- [WORK TO COMPLETE] Show, from the records below, all lines that contain the word "icon".

- [DATASET EXTRACT]
------------------------------------------------

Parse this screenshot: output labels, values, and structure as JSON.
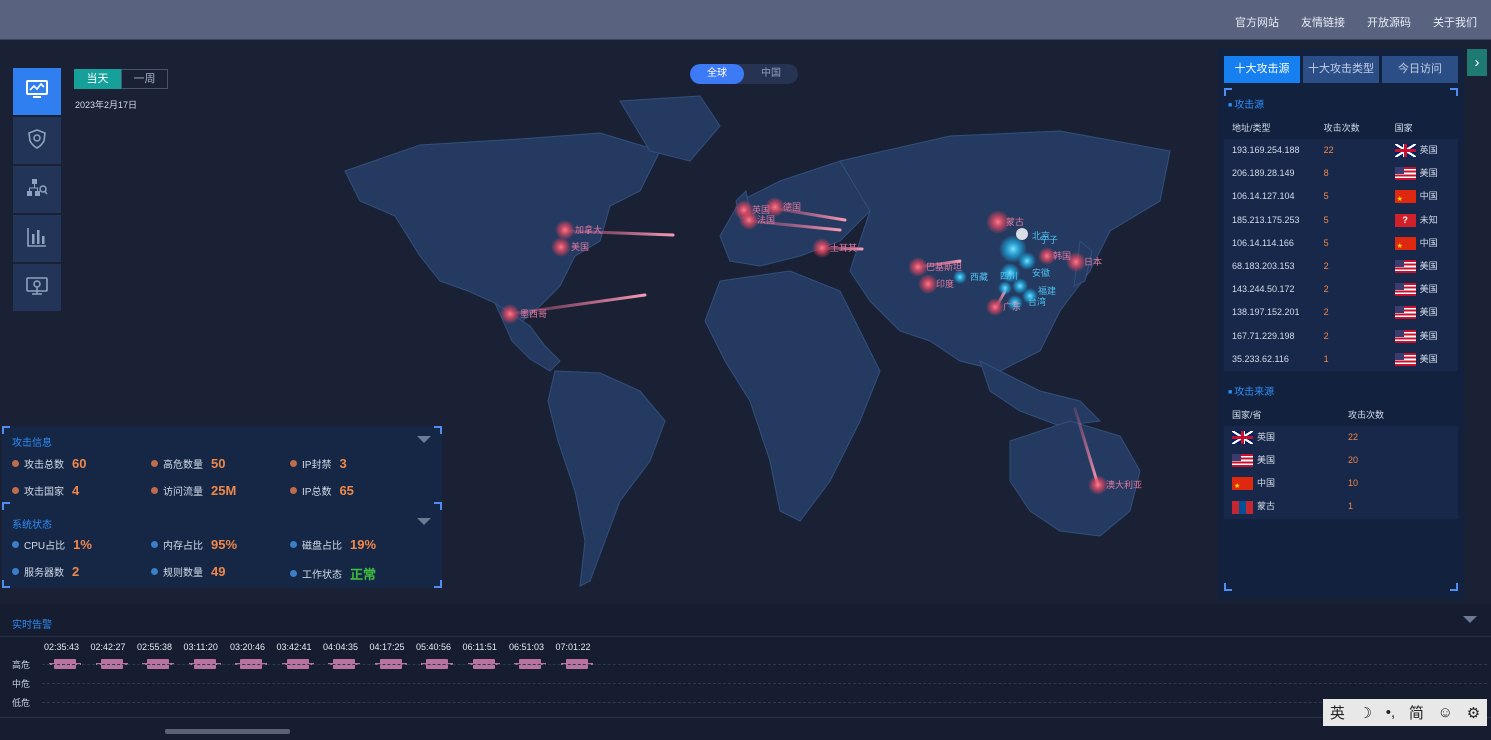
{
  "top_links": [
    "官方网站",
    "友情链接",
    "开放源码",
    "关于我们"
  ],
  "sidenav": [
    {
      "icon": "monitor-chart-icon",
      "active": true
    },
    {
      "icon": "shield-icon",
      "active": false
    },
    {
      "icon": "network-search-icon",
      "active": false
    },
    {
      "icon": "bar-chart-icon",
      "active": false
    },
    {
      "icon": "location-screen-icon",
      "active": false
    }
  ],
  "time_toggle": {
    "today": "当天",
    "week": "一周"
  },
  "date": "2023年2月17日",
  "scope_toggle": {
    "global": "全球",
    "china": "中国"
  },
  "map_labels": {
    "canada": "加拿大",
    "usa": "美国",
    "mexico": "墨西哥",
    "uk": "英国",
    "germany": "德国",
    "france": "法国",
    "turkey": "土耳其",
    "mongolia": "蒙古",
    "beijing": "北京",
    "korea": "韩国",
    "japan": "日本",
    "australia": "澳大利亚",
    "india": "印度",
    "pakistan": "巴基斯坦",
    "tibet": "西藏",
    "sichuan": "四川",
    "anhui": "安徽",
    "fujian": "福建",
    "taiwan": "台湾",
    "guangdong": "广东",
    "ningzi": "宁子"
  },
  "right_panel": {
    "tabs": [
      "十大攻击源",
      "十大攻击类型",
      "今日访问"
    ],
    "source_title": "攻击源",
    "source_headers": [
      "地址/类型",
      "攻击次数",
      "国家"
    ],
    "sources": [
      {
        "ip": "193.169.254.188",
        "count": "22",
        "flag": "gb",
        "country": "英国"
      },
      {
        "ip": "206.189.28.149",
        "count": "8",
        "flag": "us",
        "country": "美国"
      },
      {
        "ip": "106.14.127.104",
        "count": "5",
        "flag": "cn",
        "country": "中国"
      },
      {
        "ip": "185.213.175.253",
        "count": "5",
        "flag": "unknown",
        "country": "未知"
      },
      {
        "ip": "106.14.114.166",
        "count": "5",
        "flag": "cn",
        "country": "中国"
      },
      {
        "ip": "68.183.203.153",
        "count": "2",
        "flag": "us",
        "country": "美国"
      },
      {
        "ip": "143.244.50.172",
        "count": "2",
        "flag": "us",
        "country": "美国"
      },
      {
        "ip": "138.197.152.201",
        "count": "2",
        "flag": "us",
        "country": "美国"
      },
      {
        "ip": "167.71.229.198",
        "count": "2",
        "flag": "us",
        "country": "美国"
      },
      {
        "ip": "35.233.62.116",
        "count": "1",
        "flag": "us",
        "country": "美国"
      }
    ],
    "origin_title": "攻击来源",
    "origin_headers": [
      "国家/省",
      "攻击次数"
    ],
    "origins": [
      {
        "flag": "gb",
        "name": "英国",
        "count": "22"
      },
      {
        "flag": "us",
        "name": "美国",
        "count": "20"
      },
      {
        "flag": "cn",
        "name": "中国",
        "count": "10"
      },
      {
        "flag": "mn",
        "name": "蒙古",
        "count": "1"
      }
    ]
  },
  "attack_info": {
    "title": "攻击信息",
    "stats": [
      {
        "label": "攻击总数",
        "value": "60"
      },
      {
        "label": "高危数量",
        "value": "50"
      },
      {
        "label": "IP封禁",
        "value": "3"
      },
      {
        "label": "攻击国家",
        "value": "4"
      },
      {
        "label": "访问流量",
        "value": "25M"
      },
      {
        "label": "IP总数",
        "value": "65"
      }
    ]
  },
  "system_status": {
    "title": "系统状态",
    "stats": [
      {
        "label": "CPU占比",
        "value": "1%"
      },
      {
        "label": "内存占比",
        "value": "95%"
      },
      {
        "label": "磁盘占比",
        "value": "19%"
      },
      {
        "label": "服务器数",
        "value": "2"
      },
      {
        "label": "规则数量",
        "value": "49"
      },
      {
        "label": "工作状态",
        "value": "正常"
      }
    ]
  },
  "alerts": {
    "title": "实时告警",
    "times": [
      "02:35:43",
      "02:42:27",
      "02:55:38",
      "03:11:20",
      "03:20:46",
      "03:42:41",
      "04:04:35",
      "04:17:25",
      "05:40:56",
      "06:11:51",
      "06:51:03",
      "07:01:22"
    ],
    "levels": [
      "高危",
      "中危",
      "低危"
    ]
  },
  "ime_bar": {
    "lang": "英",
    "script": "简"
  },
  "colors": {
    "accent": "#2f8cf5",
    "value": "#f0884a",
    "ok": "#3ec13e",
    "alert_pill": "#b9739f"
  }
}
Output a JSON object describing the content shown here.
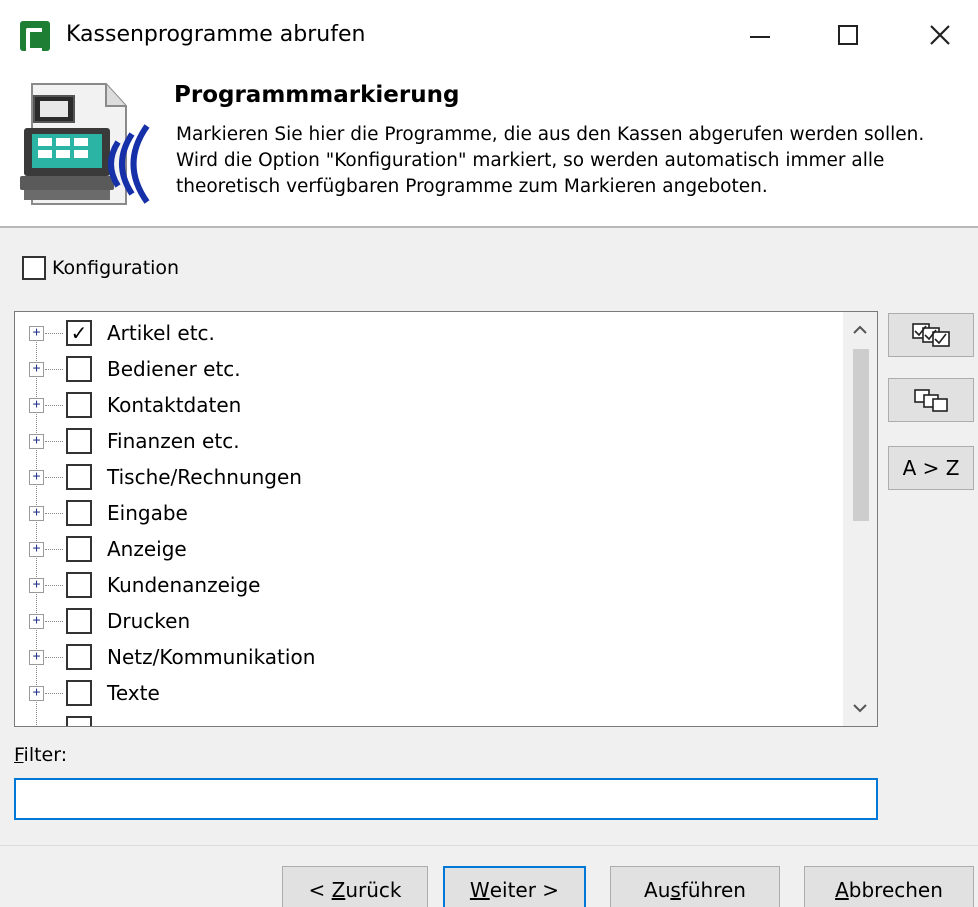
{
  "window": {
    "title": "Kassenprogramme abrufen",
    "icon": "app-logo-icon",
    "controls": [
      "minimize-icon",
      "maximize-icon",
      "close-icon"
    ]
  },
  "header": {
    "title": "Programmmarkierung",
    "description_lines": [
      "Markieren Sie hier die Programme, die aus den Kassen abgerufen werden sollen.",
      "Wird die Option \"Konfiguration\" markiert, so werden automatisch immer alle",
      "theoretisch verfügbaren Programme zum Markieren angeboten."
    ]
  },
  "konfiguration": {
    "label": "Konfiguration",
    "checked": false
  },
  "tree": {
    "items": [
      {
        "label": "Artikel etc.",
        "checked": true
      },
      {
        "label": "Bediener etc.",
        "checked": false
      },
      {
        "label": "Kontaktdaten",
        "checked": false
      },
      {
        "label": "Finanzen etc.",
        "checked": false
      },
      {
        "label": "Tische/Rechnungen",
        "checked": false
      },
      {
        "label": "Eingabe",
        "checked": false
      },
      {
        "label": "Anzeige",
        "checked": false
      },
      {
        "label": "Kundenanzeige",
        "checked": false
      },
      {
        "label": "Drucken",
        "checked": false
      },
      {
        "label": "Netz/Kommunikation",
        "checked": false
      },
      {
        "label": "Texte",
        "checked": false
      }
    ]
  },
  "side_buttons": {
    "sort_label": "A > Z"
  },
  "filter": {
    "label_accel": "F",
    "label_rest": "ilter:",
    "value": ""
  },
  "footer": {
    "back": {
      "prefix": "< ",
      "accel": "Z",
      "rest": "urück"
    },
    "next": {
      "accel": "W",
      "rest": "eiter >"
    },
    "run": {
      "pre": "Au",
      "accel": "s",
      "rest": "führen"
    },
    "cancel": {
      "accel": "A",
      "rest": "bbrechen"
    }
  },
  "colors": {
    "accent": "#0078d7",
    "brand": "#1e7e34",
    "dialog_bg": "#f0f0f0"
  }
}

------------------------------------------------

- [COMPLETED TASK]
      "icon": "monitor-chart-icon",
      "icon": "shield-icon",
      "icon": "network-search-icon",
      "icon": "bar-chart-icon",
      "icon": "location-screen-icon",
    "icon": "app-logo-icon",
      "minimize-icon",
      "maximize-icon",
      "close-icon"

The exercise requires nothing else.